■ Exercise prompt ■
Your answer should be every line of the records that contains the word "Dátum", copied as it stands.

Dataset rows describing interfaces
┄┄┄┄┄┄

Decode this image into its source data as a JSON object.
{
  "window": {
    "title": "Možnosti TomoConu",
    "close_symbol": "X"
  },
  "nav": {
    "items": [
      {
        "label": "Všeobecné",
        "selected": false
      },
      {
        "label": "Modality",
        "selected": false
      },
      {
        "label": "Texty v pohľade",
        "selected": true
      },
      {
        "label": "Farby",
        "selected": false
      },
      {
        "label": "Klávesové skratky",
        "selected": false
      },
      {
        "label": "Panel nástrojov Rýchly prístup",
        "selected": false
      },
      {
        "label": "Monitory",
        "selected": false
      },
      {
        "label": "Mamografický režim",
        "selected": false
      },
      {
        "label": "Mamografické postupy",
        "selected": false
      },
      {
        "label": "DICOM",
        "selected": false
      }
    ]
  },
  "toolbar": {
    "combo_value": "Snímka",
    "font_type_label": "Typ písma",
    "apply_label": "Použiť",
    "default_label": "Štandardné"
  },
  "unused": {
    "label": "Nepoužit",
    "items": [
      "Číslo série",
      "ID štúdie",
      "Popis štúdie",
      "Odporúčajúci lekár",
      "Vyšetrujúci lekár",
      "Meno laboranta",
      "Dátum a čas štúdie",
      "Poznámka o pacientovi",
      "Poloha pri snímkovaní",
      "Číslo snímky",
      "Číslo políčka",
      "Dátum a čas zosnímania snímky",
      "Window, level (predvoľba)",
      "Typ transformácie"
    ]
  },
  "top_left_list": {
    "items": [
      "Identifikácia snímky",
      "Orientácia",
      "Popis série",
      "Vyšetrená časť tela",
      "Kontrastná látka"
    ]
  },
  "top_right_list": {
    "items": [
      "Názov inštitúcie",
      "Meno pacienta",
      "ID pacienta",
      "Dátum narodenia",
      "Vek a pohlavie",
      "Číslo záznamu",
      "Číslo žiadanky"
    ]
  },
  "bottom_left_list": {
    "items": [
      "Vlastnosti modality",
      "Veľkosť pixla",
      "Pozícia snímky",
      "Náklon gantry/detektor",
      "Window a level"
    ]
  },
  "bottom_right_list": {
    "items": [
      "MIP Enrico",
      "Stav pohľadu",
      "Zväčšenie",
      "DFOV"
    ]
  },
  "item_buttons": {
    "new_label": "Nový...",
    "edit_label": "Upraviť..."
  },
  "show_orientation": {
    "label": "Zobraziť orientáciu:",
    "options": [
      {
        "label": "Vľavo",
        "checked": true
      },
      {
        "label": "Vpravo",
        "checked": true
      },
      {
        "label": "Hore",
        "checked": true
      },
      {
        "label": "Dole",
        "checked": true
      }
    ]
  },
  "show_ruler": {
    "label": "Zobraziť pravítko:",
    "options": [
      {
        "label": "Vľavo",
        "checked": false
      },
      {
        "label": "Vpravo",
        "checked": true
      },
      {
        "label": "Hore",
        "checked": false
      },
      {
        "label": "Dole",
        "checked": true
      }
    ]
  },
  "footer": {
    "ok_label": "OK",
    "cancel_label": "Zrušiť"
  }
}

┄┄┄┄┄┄

■ Output below ■
      "Dátum a čas štúdie",
      "Dátum a čas zosnímania snímky",
      "Dátum narodenia",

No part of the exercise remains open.